◆ EXERCISE DIRECTIONS:
Reproduce all records below exactly.

[INFORMATION SHOWN — start]

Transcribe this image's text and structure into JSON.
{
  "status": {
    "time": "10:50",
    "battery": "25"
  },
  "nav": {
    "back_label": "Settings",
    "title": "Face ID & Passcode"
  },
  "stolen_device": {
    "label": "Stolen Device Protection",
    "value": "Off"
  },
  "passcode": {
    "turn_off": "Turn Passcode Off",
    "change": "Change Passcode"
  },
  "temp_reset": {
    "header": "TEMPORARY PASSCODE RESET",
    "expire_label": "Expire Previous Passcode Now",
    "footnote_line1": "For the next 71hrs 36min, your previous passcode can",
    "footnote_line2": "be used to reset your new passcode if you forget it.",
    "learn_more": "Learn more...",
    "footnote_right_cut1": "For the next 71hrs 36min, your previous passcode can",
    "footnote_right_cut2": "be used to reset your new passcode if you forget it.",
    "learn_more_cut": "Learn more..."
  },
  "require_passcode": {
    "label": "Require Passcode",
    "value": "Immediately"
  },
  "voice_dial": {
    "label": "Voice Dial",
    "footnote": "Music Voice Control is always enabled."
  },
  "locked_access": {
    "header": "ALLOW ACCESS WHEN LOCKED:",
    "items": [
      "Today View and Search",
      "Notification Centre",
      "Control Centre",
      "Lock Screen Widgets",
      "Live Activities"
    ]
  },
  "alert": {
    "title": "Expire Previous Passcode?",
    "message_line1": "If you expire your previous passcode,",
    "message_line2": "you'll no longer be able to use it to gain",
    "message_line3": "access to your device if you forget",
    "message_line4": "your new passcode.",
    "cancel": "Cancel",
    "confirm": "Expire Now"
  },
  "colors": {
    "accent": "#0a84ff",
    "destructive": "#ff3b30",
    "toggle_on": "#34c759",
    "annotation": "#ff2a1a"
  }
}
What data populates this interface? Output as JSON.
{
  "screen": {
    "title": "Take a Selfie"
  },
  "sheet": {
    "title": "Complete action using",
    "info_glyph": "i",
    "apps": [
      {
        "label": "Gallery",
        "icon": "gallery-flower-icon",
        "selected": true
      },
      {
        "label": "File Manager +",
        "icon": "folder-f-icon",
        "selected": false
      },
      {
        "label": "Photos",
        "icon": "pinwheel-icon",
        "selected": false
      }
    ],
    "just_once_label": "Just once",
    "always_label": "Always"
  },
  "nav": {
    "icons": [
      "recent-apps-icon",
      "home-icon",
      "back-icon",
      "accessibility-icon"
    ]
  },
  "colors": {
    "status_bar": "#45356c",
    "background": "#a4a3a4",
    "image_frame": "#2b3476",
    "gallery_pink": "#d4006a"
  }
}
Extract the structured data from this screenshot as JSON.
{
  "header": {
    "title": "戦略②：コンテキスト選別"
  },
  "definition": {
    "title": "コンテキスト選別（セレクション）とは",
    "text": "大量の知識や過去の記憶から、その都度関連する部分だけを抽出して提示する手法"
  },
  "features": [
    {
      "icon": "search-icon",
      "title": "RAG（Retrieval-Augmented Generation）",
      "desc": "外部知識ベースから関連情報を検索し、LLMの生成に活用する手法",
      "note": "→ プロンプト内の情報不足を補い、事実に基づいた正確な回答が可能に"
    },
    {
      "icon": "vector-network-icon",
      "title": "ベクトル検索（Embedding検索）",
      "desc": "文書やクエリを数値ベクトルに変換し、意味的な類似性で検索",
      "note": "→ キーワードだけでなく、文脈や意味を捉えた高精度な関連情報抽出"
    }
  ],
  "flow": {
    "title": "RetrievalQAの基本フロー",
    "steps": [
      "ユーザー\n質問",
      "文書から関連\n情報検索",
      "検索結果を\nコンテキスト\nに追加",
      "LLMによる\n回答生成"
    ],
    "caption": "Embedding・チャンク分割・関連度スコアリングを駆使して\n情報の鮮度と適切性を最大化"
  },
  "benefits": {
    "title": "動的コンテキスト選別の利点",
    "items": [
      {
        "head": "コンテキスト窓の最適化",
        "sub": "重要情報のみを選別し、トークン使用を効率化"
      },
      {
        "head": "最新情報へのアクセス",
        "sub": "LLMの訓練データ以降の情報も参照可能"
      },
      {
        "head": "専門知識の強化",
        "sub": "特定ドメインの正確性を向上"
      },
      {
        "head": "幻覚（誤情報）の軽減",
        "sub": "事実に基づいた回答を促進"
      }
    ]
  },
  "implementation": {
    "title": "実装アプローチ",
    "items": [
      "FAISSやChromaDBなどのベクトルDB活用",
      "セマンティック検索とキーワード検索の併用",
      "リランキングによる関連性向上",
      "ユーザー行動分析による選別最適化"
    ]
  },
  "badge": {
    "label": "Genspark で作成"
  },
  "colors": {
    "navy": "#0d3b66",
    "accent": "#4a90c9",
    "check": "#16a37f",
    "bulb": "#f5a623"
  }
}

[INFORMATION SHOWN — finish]

◆ EXERCISE RESPONSE:
Transcribe this image's text and structure into JSON.
{
  "status": {
    "time": "10:50",
    "battery": "25"
  },
  "nav": {
    "back_label": "Settings",
    "title": "Face ID & Passcode"
  },
  "stolen_device": {
    "label": "Stolen Device Protection",
    "value": "Off"
  },
  "passcode": {
    "turn_off": "Turn Passcode Off",
    "change": "Change Passcode"
  },
  "temp_reset": {
    "header": "TEMPORARY PASSCODE RESET",
    "expire_label": "Expire Previous Passcode Now",
    "footnote_line1": "For the next 71hrs 36min, your previous passcode can",
    "footnote_line2": "be used to reset your new passcode if you forget it.",
    "learn_more": "Learn more...",
    "footnote_right_cut1": "For the next 71hrs 36min, your previous passcode can",
    "footnote_right_cut2": "be used to reset your new passcode if you forget it.",
    "learn_more_cut": "Learn more..."
  },
  "require_passcode": {
    "label": "Require Passcode",
    "value": "Immediately"
  },
  "voice_dial": {
    "label": "Voice Dial",
    "footnote": "Music Voice Control is always enabled."
  },
  "locked_access": {
    "header": "ALLOW ACCESS WHEN LOCKED:",
    "items": [
      "Today View and Search",
      "Notification Centre",
      "Control Centre",
      "Lock Screen Widgets",
      "Live Activities"
    ]
  },
  "alert": {
    "title": "Expire Previous Passcode?",
    "message_line1": "If you expire your previous passcode,",
    "message_line2": "you'll no longer be able to use it to gain",
    "message_line3": "access to your device if you forget",
    "message_line4": "your new passcode.",
    "cancel": "Cancel",
    "confirm": "Expire Now"
  },
  "colors": {
    "accent": "#0a84ff",
    "destructive": "#ff3b30",
    "toggle_on": "#34c759",
    "annotation": "#ff2a1a"
  }
}
What data populates this interface? Output as JSON.
{
  "screen": {
    "title": "Take a Selfie"
  },
  "sheet": {
    "title": "Complete action using",
    "info_glyph": "i",
    "apps": [
      {
        "label": "Gallery",
        "icon": "gallery-flower-icon",
        "selected": true
      },
      {
        "label": "File Manager +",
        "icon": "folder-f-icon",
        "selected": false
      },
      {
        "label": "Photos",
        "icon": "pinwheel-icon",
        "selected": false
      }
    ],
    "just_once_label": "Just once",
    "always_label": "Always"
  },
  "nav": {
    "icons": [
      "recent-apps-icon",
      "home-icon",
      "back-icon",
      "accessibility-icon"
    ]
  },
  "colors": {
    "status_bar": "#45356c",
    "background": "#a4a3a4",
    "image_frame": "#2b3476",
    "gallery_pink": "#d4006a"
  }
}
Extract the structured data from this screenshot as JSON.
{
  "header": {
    "title": "戦略②：コンテキスト選別"
  },
  "definition": {
    "title": "コンテキスト選別（セレクション）とは",
    "text": "大量の知識や過去の記憶から、その都度関連する部分だけを抽出して提示する手法"
  },
  "features": [
    {
      "icon": "search-icon",
      "title": "RAG（Retrieval-Augmented Generation）",
      "desc": "外部知識ベースから関連情報を検索し、LLMの生成に活用する手法",
      "note": "→ プロンプト内の情報不足を補い、事実に基づいた正確な回答が可能に"
    },
    {
      "icon": "vector-network-icon",
      "title": "ベクトル検索（Embedding検索）",
      "desc": "文書やクエリを数値ベクトルに変換し、意味的な類似性で検索",
      "note": "→ キーワードだけでなく、文脈や意味を捉えた高精度な関連情報抽出"
    }
  ],
  "flow": {
    "title": "RetrievalQAの基本フロー",
    "steps": [
      "ユーザー\n質問",
      "文書から関連\n情報検索",
      "検索結果を\nコンテキスト\nに追加",
      "LLMによる\n回答生成"
    ],
    "caption": "Embedding・チャンク分割・関連度スコアリングを駆使して\n情報の鮮度と適切性を最大化"
  },
  "benefits": {
    "title": "動的コンテキスト選別の利点",
    "items": [
      {
        "head": "コンテキスト窓の最適化",
        "sub": "重要情報のみを選別し、トークン使用を効率化"
      },
      {
        "head": "最新情報へのアクセス",
        "sub": "LLMの訓練データ以降の情報も参照可能"
      },
      {
        "head": "専門知識の強化",
        "sub": "特定ドメインの正確性を向上"
      },
      {
        "head": "幻覚（誤情報）の軽減",
        "sub": "事実に基づいた回答を促進"
      }
    ]
  },
  "implementation": {
    "title": "実装アプローチ",
    "items": [
      "FAISSやChromaDBなどのベクトルDB活用",
      "セマンティック検索とキーワード検索の併用",
      "リランキングによる関連性向上",
      "ユーザー行動分析による選別最適化"
    ]
  },
  "badge": {
    "label": "Genspark で作成"
  },
  "colors": {
    "navy": "#0d3b66",
    "accent": "#4a90c9",
    "check": "#16a37f",
    "bulb": "#f5a623"
  }
}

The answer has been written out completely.